Manufacturers (like Ericsson, Nokia Siemens Network, Huawei, ZTE, Motorola).
We have considerable expertise in rolling out projects in the most difficult of the terrains, both in India and Overseas. For our overseas clients, we provide services through Nu Tek India Ltd. and also through our subsidiary in Hong Kong, and cater to the growing needs of our clients in the Asia Pacific region and other Emerging Markets like Middle East and North Africa.
Financial and Operation Performance Overview
Financial Year 2016-17 was a favorable year for the company, wherein the income from operations increased by around 27.94% to reach

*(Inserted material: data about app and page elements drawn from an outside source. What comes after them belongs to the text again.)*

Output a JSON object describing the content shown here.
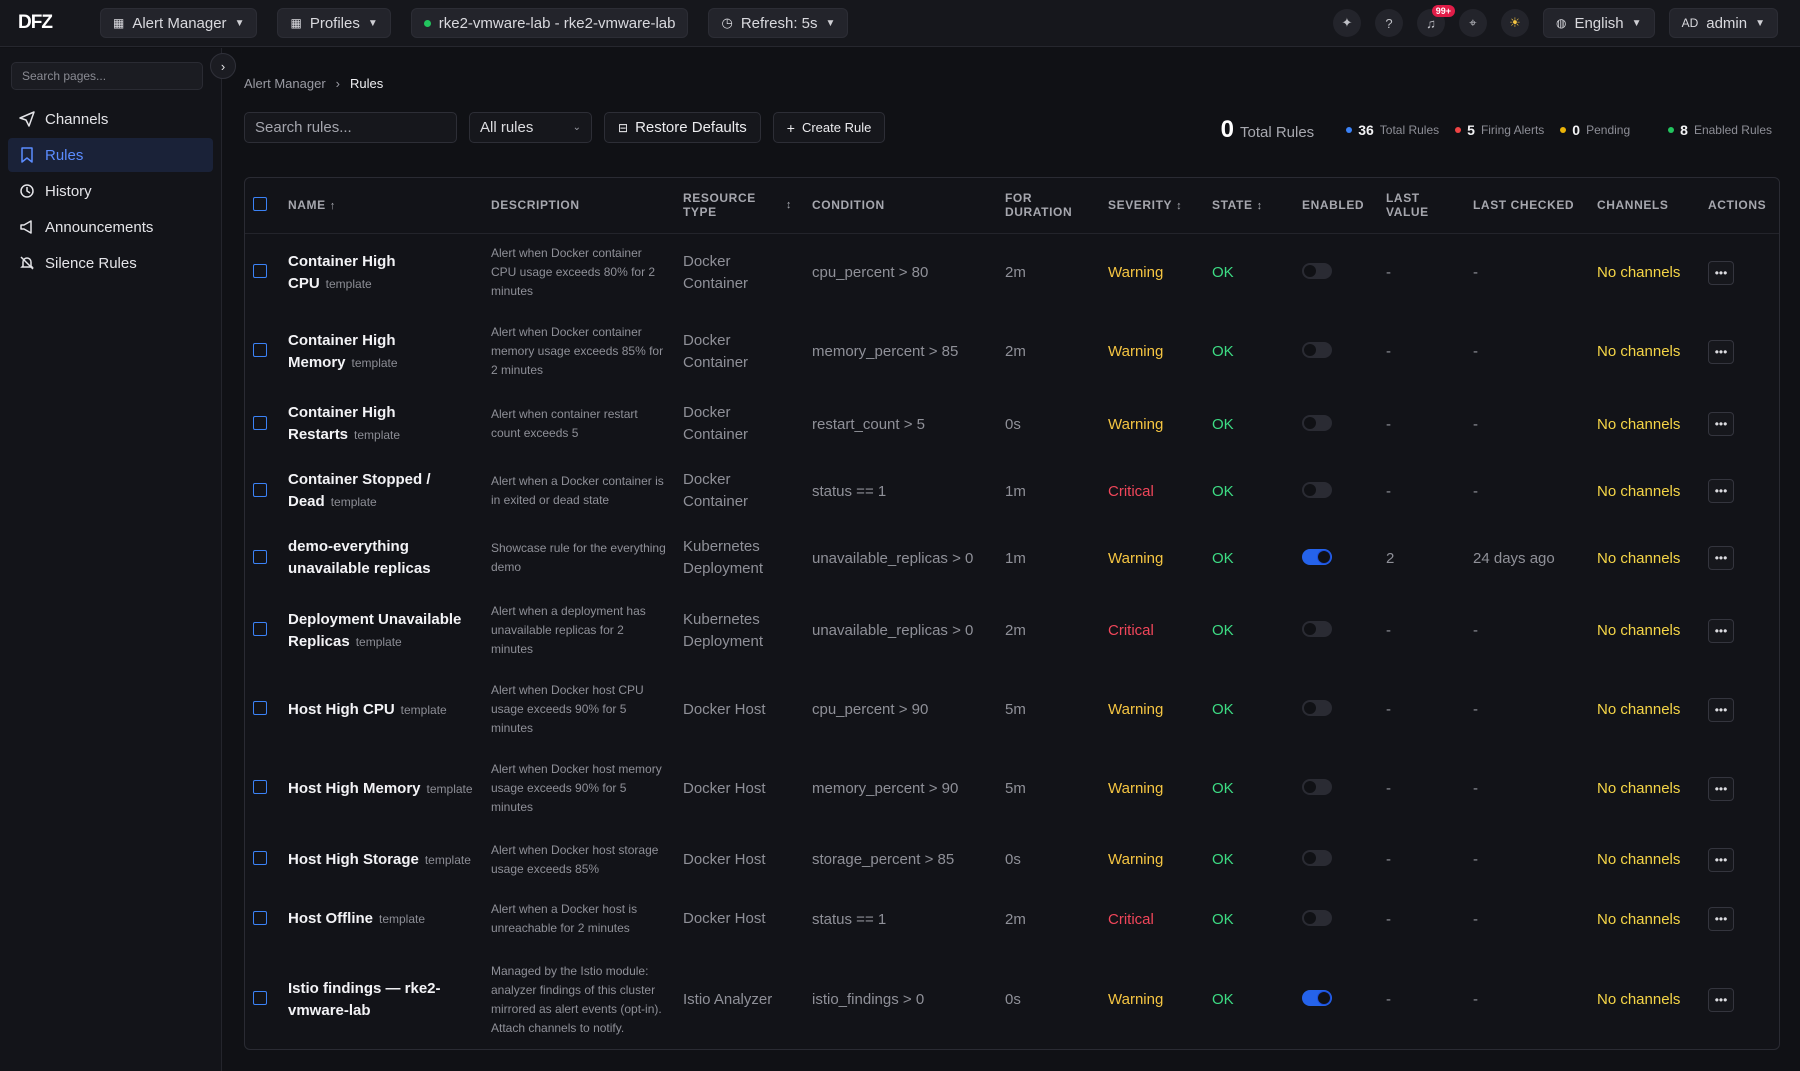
{
  "topbar": {
    "logo": "DFZ",
    "app_menu": "Alert Manager",
    "profiles": "Profiles",
    "cluster": "rke2-vmware-lab - rke2-vmware-lab",
    "refresh": "Refresh:  5s",
    "notif_badge": "99+",
    "language": "English",
    "user_initials": "AD",
    "user_name": "admin"
  },
  "sidebar": {
    "search_placeholder": "Search pages...",
    "items": [
      {
        "label": "Channels",
        "icon": "send-icon"
      },
      {
        "label": "Rules",
        "icon": "bookmark-icon"
      },
      {
        "label": "History",
        "icon": "history-icon"
      },
      {
        "label": "Announcements",
        "icon": "megaphone-icon"
      },
      {
        "label": "Silence Rules",
        "icon": "bell-off-icon"
      }
    ]
  },
  "breadcrumb": {
    "parent": "Alert Manager",
    "current": "Rules"
  },
  "toolbar": {
    "search_placeholder": "Search rules...",
    "filter_value": "All rules",
    "restore_label": "Restore Defaults",
    "create_label": "Create Rule"
  },
  "stats": {
    "shown_count": "0",
    "shown_label": "Total Rules",
    "total_count": "36",
    "total_label": "Total Rules",
    "firing_count": "5",
    "firing_label": "Firing Alerts",
    "pending_count": "0",
    "pending_label": "Pending",
    "enabled_count": "8",
    "enabled_label": "Enabled Rules",
    "colors": {
      "total": "#3b82f6",
      "firing": "#ef4444",
      "pending": "#eab308",
      "enabled": "#22c55e"
    }
  },
  "table": {
    "headers": {
      "name": "NAME",
      "description": "DESCRIPTION",
      "resource_type": "RESOURCE TYPE",
      "condition": "CONDITION",
      "for_duration": "FOR DURATION",
      "severity": "SEVERITY",
      "state": "STATE",
      "enabled": "ENABLED",
      "last_value": "LAST VALUE",
      "last_checked": "LAST CHECKED",
      "channels": "CHANNELS",
      "actions": "ACTIONS"
    },
    "rows": [
      {
        "name": "Container High CPU",
        "tag": "template",
        "description": "Alert when Docker container CPU usage exceeds 80% for 2 minutes",
        "resource_type": "Docker Container",
        "condition": "cpu_percent > 80",
        "duration": "2m",
        "severity": "Warning",
        "state": "OK",
        "enabled": false,
        "last_value": "-",
        "last_checked": "-",
        "channels": "No channels"
      },
      {
        "name": "Container High Memory",
        "tag": "template",
        "description": "Alert when Docker container memory usage exceeds 85% for 2 minutes",
        "resource_type": "Docker Container",
        "condition": "memory_percent > 85",
        "duration": "2m",
        "severity": "Warning",
        "state": "OK",
        "enabled": false,
        "last_value": "-",
        "last_checked": "-",
        "channels": "No channels"
      },
      {
        "name": "Container High Restarts",
        "tag": "template",
        "description": "Alert when container restart count exceeds 5",
        "resource_type": "Docker Container",
        "condition": "restart_count > 5",
        "duration": "0s",
        "severity": "Warning",
        "state": "OK",
        "enabled": false,
        "last_value": "-",
        "last_checked": "-",
        "channels": "No channels"
      },
      {
        "name": "Container Stopped / Dead",
        "tag": "template",
        "description": "Alert when a Docker container is in exited or dead state",
        "resource_type": "Docker Container",
        "condition": "status == 1",
        "duration": "1m",
        "severity": "Critical",
        "state": "OK",
        "enabled": false,
        "last_value": "-",
        "last_checked": "-",
        "channels": "No channels"
      },
      {
        "name": "demo-everything unavailable replicas",
        "tag": "",
        "description": "Showcase rule for the everything demo",
        "resource_type": "Kubernetes Deployment",
        "condition": "unavailable_replicas > 0",
        "duration": "1m",
        "severity": "Warning",
        "state": "OK",
        "enabled": true,
        "last_value": "2",
        "last_checked": "24 days ago",
        "channels": "No channels"
      },
      {
        "name": "Deployment Unavailable Replicas",
        "tag": "template",
        "description": "Alert when a deployment has unavailable replicas for 2 minutes",
        "resource_type": "Kubernetes Deployment",
        "condition": "unavailable_replicas > 0",
        "duration": "2m",
        "severity": "Critical",
        "state": "OK",
        "enabled": false,
        "last_value": "-",
        "last_checked": "-",
        "channels": "No channels"
      },
      {
        "name": "Host High CPU",
        "tag": "template",
        "description": "Alert when Docker host CPU usage exceeds 90% for 5 minutes",
        "resource_type": "Docker Host",
        "condition": "cpu_percent > 90",
        "duration": "5m",
        "severity": "Warning",
        "state": "OK",
        "enabled": false,
        "last_value": "-",
        "last_checked": "-",
        "channels": "No channels"
      },
      {
        "name": "Host High Memory",
        "tag": "template",
        "description": "Alert when Docker host memory usage exceeds 90% for 5 minutes",
        "resource_type": "Docker Host",
        "condition": "memory_percent > 90",
        "duration": "5m",
        "severity": "Warning",
        "state": "OK",
        "enabled": false,
        "last_value": "-",
        "last_checked": "-",
        "channels": "No channels"
      },
      {
        "name": "Host High Storage",
        "tag": "template",
        "description": "Alert when Docker host storage usage exceeds 85%",
        "resource_type": "Docker Host",
        "condition": "storage_percent > 85",
        "duration": "0s",
        "severity": "Warning",
        "state": "OK",
        "enabled": false,
        "last_value": "-",
        "last_checked": "-",
        "channels": "No channels"
      },
      {
        "name": "Host Offline",
        "tag": "template",
        "description": "Alert when a Docker host is unreachable for 2 minutes",
        "resource_type": "Docker Host",
        "condition": "status == 1",
        "duration": "2m",
        "severity": "Critical",
        "state": "OK",
        "enabled": false,
        "last_value": "-",
        "last_checked": "-",
        "channels": "No channels"
      },
      {
        "name": "Istio findings — rke2-vmware-lab",
        "tag": "",
        "description": "Managed by the Istio module: analyzer findings of this cluster mirrored as alert events (opt-in). Attach channels to notify.",
        "resource_type": "Istio Analyzer",
        "condition": "istio_findings > 0",
        "duration": "0s",
        "severity": "Warning",
        "state": "OK",
        "enabled": true,
        "last_value": "-",
        "last_checked": "-",
        "channels": "No channels"
      }
    ]
  }
}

Rs. 3,923 Lakhs as compared to Rs. 3,067 Lakhs during the last financial year. Other income for the year also decreased by Rs. 67 Lakhs, compared to Rs. 599 Lakhs in the previous year. Operational expenses for the year were Rs. 3,897 Lakhs as compared to Rs3,775 Lakhs in previous year. Exceptional items were nil.
As a result, PBDT (Profit before Tax and Depreciation) was Rs. 28 Lakhs as against Rs. (179) Lakhs for the previous year. Consequently, PAT (Profit after Tax) was reported at Rs. 186 Lakhs as compared to Loss of Rs. (170) lakhs in last year.

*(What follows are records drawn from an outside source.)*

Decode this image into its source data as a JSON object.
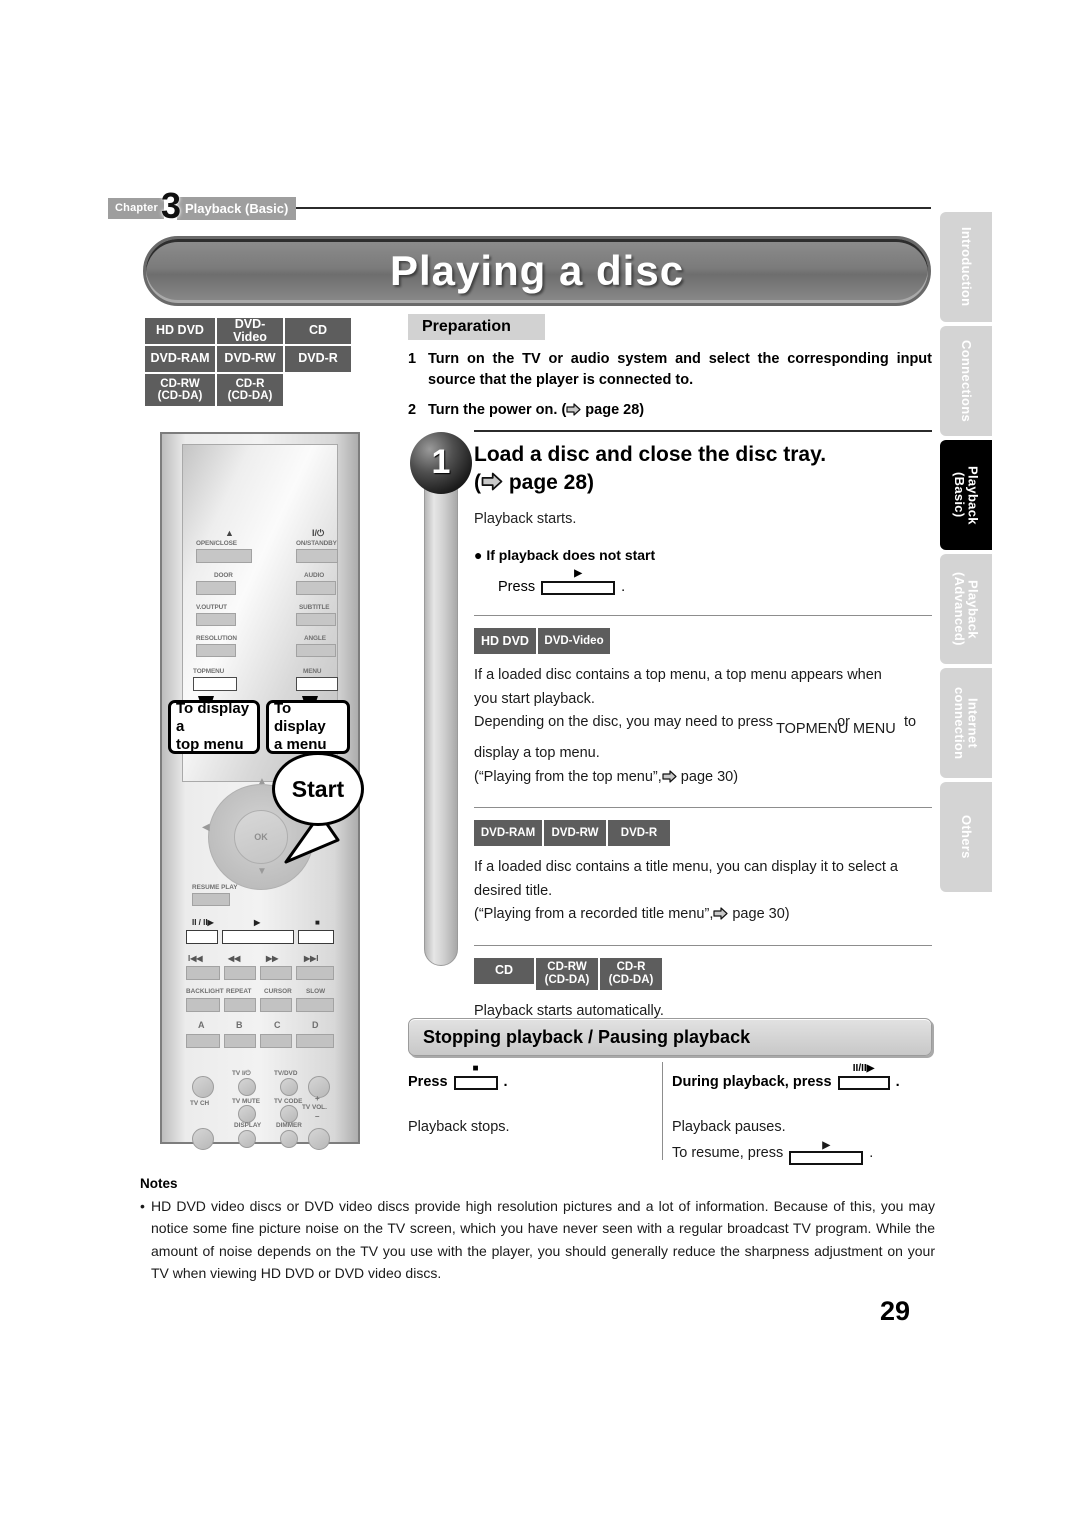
{
  "chapter": {
    "word": "Chapter",
    "number": "3",
    "title": "Playback (Basic)"
  },
  "page_title": "Playing a disc",
  "page_number": "29",
  "disc_key": [
    [
      "HD DVD",
      "DVD-Video",
      "CD"
    ],
    [
      "DVD-RAM",
      "DVD-RW",
      "DVD-R"
    ],
    [
      "CD-RW\n(CD-DA)",
      "CD-R\n(CD-DA)"
    ]
  ],
  "disc_key_flat": {
    "r1c1": "HD DVD",
    "r1c2": "DVD-Video",
    "r1c3": "CD",
    "r2c1": "DVD-RAM",
    "r2c2": "DVD-RW",
    "r2c3": "DVD-R",
    "r3c1a": "CD-RW",
    "r3c1b": "(CD-DA)",
    "r3c2a": "CD-R",
    "r3c2b": "(CD-DA)"
  },
  "preparation": {
    "heading": "Preparation",
    "items": [
      {
        "num": "1",
        "text": "Turn on the TV or audio system and select the corresponding input source that the player is connected to."
      },
      {
        "num": "2",
        "text": "Turn the power on. (⇨ page 28)"
      },
      {
        "num": "2",
        "text_a": "Turn the power on. (",
        "text_b": " page 28)"
      }
    ]
  },
  "step1": {
    "number": "1",
    "title_line1": "Load a disc and close the disc tray.",
    "title_line2_a": "(",
    "title_line2_b": " page 28)",
    "sub": "Playback starts.",
    "bullet": "● If playback does not start",
    "press_label": "Press",
    "press_key_glyph": "▶",
    "press_period": ".",
    "blocks": [
      {
        "badges": [
          "HD DVD",
          "DVD-Video"
        ],
        "line1": "If a loaded disc contains a top menu, a top menu appears when",
        "line2": "you start playback.",
        "line3_a": "Depending on the disc, you may need to press",
        "line3_key1": "TOPMENU",
        "line3_or": "or",
        "line3_key2": "MENU",
        "line3_b": "to",
        "line4": "display a top menu.",
        "line5_a": "(“Playing from the top menu”,",
        "line5_b": " page 30)"
      },
      {
        "badges": [
          "DVD-RAM",
          "DVD-RW",
          "DVD-R"
        ],
        "line1": "If a loaded disc contains a title menu, you can display it to select a",
        "line2": "desired title.",
        "line5_a": "(“Playing from a recorded title menu”,",
        "line5_b": " page 30)"
      },
      {
        "badges": [
          "CD",
          "CD-RW\n(CD-DA)",
          "CD-R\n(CD-DA)"
        ],
        "line1": "Playback starts automatically."
      }
    ]
  },
  "section": {
    "heading": "Stopping playback / Pausing playback",
    "stop": {
      "head_a": "Press",
      "head_key_glyph": "■",
      "head_b": ".",
      "body": "Playback stops."
    },
    "pause": {
      "head_a": "During playback, press",
      "head_key_glyph": "II/II▶",
      "head_b": ".",
      "body_line1": "Playback pauses.",
      "body_line2_a": "To resume, press",
      "body_line2_key": "▶",
      "body_line2_b": "."
    }
  },
  "notes": {
    "heading": "Notes",
    "items": [
      "HD DVD video discs or DVD video discs provide high resolution pictures and a lot of information. Because of this, you may notice some fine picture noise on the TV screen, which you have never seen with a regular broadcast TV program. While the amount of noise depends on the TV you use with the player, you should generally reduce the sharpness adjustment on your TV when viewing HD DVD or DVD video discs."
    ]
  },
  "side_tabs": [
    {
      "label": "Introduction",
      "active": false
    },
    {
      "label": "Connections",
      "active": false
    },
    {
      "label": "Playback\n(Basic)",
      "active": true
    },
    {
      "label": "Playback\n(Advanced)",
      "active": false
    },
    {
      "label": "Internet\nconnection",
      "active": false
    },
    {
      "label": "Others",
      "active": false
    }
  ],
  "side_tabs_flat": {
    "t0": "Introduction",
    "t1": "Connections",
    "t2a": "Playback",
    "t2b": "(Basic)",
    "t3a": "Playback",
    "t3b": "(Advanced)",
    "t4a": "Internet",
    "t4b": "connection",
    "t5": "Others"
  },
  "remote": {
    "labels": {
      "open_close": "OPEN/CLOSE",
      "on_standby": "ON/STANDBY",
      "door": "DOOR",
      "audio": "AUDIO",
      "v_output": "V.OUTPUT",
      "subtitle": "SUBTITLE",
      "resolution": "RESOLUTION",
      "angle": "ANGLE",
      "topmenu": "TOPMENU",
      "menu": "MENU",
      "ok": "OK",
      "resume_play": "RESUME PLAY",
      "pause": "II / II▶",
      "play": "▶",
      "stop": "■",
      "skip_back": "I◀◀",
      "rew": "◀◀",
      "ff": "▶▶",
      "skip_fwd": "▶▶I",
      "backlight": "BACKLIGHT",
      "repeat": "REPEAT",
      "cursor": "CURSOR",
      "slow": "SLOW",
      "a": "A",
      "b": "B",
      "c": "C",
      "d": "D",
      "tv_power": "TV  I/⏻",
      "tv_dvd": "TV/DVD",
      "tv_mute": "TV MUTE",
      "tv_code": "TV CODE",
      "display": "DISPLAY",
      "dimmer": "DIMMER",
      "tv_ch": "TV CH",
      "tv_vol": "TV VOL.",
      "plus": "+",
      "minus": "–",
      "eject_icon": "▲",
      "power_icon": "I/⏻"
    },
    "callouts": {
      "top_menu_a": "To display a",
      "top_menu_b": "top menu",
      "menu_a": "To display",
      "menu_b": "a menu",
      "start": "Start"
    }
  },
  "colors": {
    "badge_bg": "#5d5d5d",
    "chapter_bg": "#9e9e9e",
    "banner_gray": "#7b7b7b",
    "tab_inactive": "#d4d4d4",
    "tab_active": "#000000",
    "section_bg": "#d2d2d2"
  }
}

Business Review and Outlook
The Indian telecommunications sector has witnessed immense growth in the last two decades and has the second largest subscriber base and internet subscribers in the world. The growth of the Indian economy is closely linked to the rise of the telecommunications sector as key sectors in the economy are inextricably linked to mobile services as a fundamental requirement for business. The users have been empowered from mere passive consumers to active participants and have benefited from low tariffs, availability of affordable smart phones and an evolving Information and communications technology infrastructure.Driven by strong adoption of data consumption on handheld devices, the total mobile services market revenue in India is expected to touch US$ 37 billion in 2017, registering a Compound

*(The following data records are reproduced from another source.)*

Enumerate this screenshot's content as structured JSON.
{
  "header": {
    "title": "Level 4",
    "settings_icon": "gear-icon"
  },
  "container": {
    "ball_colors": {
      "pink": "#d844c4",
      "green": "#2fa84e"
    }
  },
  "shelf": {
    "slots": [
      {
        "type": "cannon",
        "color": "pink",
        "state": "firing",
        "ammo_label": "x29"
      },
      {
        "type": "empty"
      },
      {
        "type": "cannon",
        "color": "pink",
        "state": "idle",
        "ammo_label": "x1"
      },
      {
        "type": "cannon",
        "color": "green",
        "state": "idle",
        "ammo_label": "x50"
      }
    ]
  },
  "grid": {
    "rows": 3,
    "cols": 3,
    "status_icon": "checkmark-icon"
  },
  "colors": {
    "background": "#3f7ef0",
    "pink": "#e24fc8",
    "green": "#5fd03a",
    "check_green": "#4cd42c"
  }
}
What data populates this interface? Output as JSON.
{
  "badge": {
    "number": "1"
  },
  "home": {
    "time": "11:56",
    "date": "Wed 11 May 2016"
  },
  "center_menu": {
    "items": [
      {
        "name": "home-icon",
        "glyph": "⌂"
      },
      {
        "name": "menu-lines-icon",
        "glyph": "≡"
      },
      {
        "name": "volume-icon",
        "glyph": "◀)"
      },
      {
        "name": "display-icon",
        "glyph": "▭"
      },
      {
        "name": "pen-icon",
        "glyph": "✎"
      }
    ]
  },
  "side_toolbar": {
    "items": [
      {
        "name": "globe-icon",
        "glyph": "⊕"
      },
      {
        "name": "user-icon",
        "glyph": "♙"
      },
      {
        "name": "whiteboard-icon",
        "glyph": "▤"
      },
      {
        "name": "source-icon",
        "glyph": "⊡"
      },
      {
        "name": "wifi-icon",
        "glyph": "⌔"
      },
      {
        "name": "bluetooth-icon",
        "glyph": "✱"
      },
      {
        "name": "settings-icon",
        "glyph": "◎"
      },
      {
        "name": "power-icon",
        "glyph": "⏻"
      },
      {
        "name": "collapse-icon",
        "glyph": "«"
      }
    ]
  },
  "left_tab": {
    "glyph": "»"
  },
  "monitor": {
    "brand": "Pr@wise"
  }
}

Annual Growth Rate (CAGR) of 5.2 per cent between 2014 and 2017, according to research firm IDC.
India will emerge as a leading player in the virtual world by having 700 million internet users of the 4.7 billion global users by 2025, as per a Microsoft report. Internet economy expected to touch Rs 10 trillion (US$ 155 billion) by 2018, contributing around 5 per cent to the countrys GDP. With the governments favourable regulation policies and 4G services hitting the market, the Indian telecommunication sector is expected to witness fast growth in the next few years. The Government of India also plans to auction the 5G spectrum in bands like 3,300
MHz and 3,400 MHz to promote initiatives like Internet of Things (IoT), machine-to-machine communications, instant high definition video transfer as well as its Smart Cities initiative.
SWOT Analysis Strengths
Existence for last 23 years in the Telecom industry. Having established relationship with almost all OEMs, Telecom operators, and
Presence across the length and breadth of the Indian Telecom market. Experienced and skilled work force of around 1,200 people.
Overseas presence (Central America, Africa, ) to seize the business opportunities in these markets.
Longer Working Capital Cycle
India will emerge as a leading player in the virtual world by having 700 million internet users of the 4.7 billion global users by 2025, as per a Microsoft report.
All of the providers are keen to provide more content which providesgreat opportunity for content providers
Our revenues are closely aligned to the Telecom Industry. Any adverse impact on the industry would directly affect our business.
|BY THE ORDER OF THE BOARD|
|Place: Delhi||Inder Sharma|
|Date: 20.11.2017||Chairman & Managing Director|